(Data under study)
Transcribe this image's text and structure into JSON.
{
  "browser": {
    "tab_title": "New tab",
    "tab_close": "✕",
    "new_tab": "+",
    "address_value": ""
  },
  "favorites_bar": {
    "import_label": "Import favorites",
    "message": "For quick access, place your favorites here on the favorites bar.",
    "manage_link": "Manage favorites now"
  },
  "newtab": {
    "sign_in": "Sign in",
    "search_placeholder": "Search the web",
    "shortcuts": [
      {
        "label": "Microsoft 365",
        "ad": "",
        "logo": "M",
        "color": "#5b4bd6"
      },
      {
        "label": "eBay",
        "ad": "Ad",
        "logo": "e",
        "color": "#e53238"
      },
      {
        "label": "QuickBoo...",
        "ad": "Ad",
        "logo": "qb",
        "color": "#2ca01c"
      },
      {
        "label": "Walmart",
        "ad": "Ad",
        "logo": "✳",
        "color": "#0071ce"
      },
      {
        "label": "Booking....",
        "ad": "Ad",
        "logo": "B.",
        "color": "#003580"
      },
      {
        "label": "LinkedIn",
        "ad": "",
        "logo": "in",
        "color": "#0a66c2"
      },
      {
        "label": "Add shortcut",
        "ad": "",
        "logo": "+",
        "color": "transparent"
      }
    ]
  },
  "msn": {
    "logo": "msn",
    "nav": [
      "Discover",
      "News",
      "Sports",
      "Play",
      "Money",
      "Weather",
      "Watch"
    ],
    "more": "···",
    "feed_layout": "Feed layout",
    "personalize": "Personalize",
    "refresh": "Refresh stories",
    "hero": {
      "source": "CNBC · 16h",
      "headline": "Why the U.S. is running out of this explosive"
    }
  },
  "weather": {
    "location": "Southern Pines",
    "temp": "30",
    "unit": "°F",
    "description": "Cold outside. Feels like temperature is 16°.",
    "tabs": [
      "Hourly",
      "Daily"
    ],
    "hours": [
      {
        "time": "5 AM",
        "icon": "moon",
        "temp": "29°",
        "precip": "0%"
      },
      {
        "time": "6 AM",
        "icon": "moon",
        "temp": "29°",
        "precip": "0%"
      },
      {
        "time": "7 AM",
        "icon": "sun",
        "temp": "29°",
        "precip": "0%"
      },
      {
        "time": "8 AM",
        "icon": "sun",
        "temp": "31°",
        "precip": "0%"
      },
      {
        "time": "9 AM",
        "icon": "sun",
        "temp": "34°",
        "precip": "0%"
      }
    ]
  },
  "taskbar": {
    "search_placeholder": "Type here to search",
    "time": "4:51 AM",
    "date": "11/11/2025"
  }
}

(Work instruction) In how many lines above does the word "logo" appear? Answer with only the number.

(Answer section) 8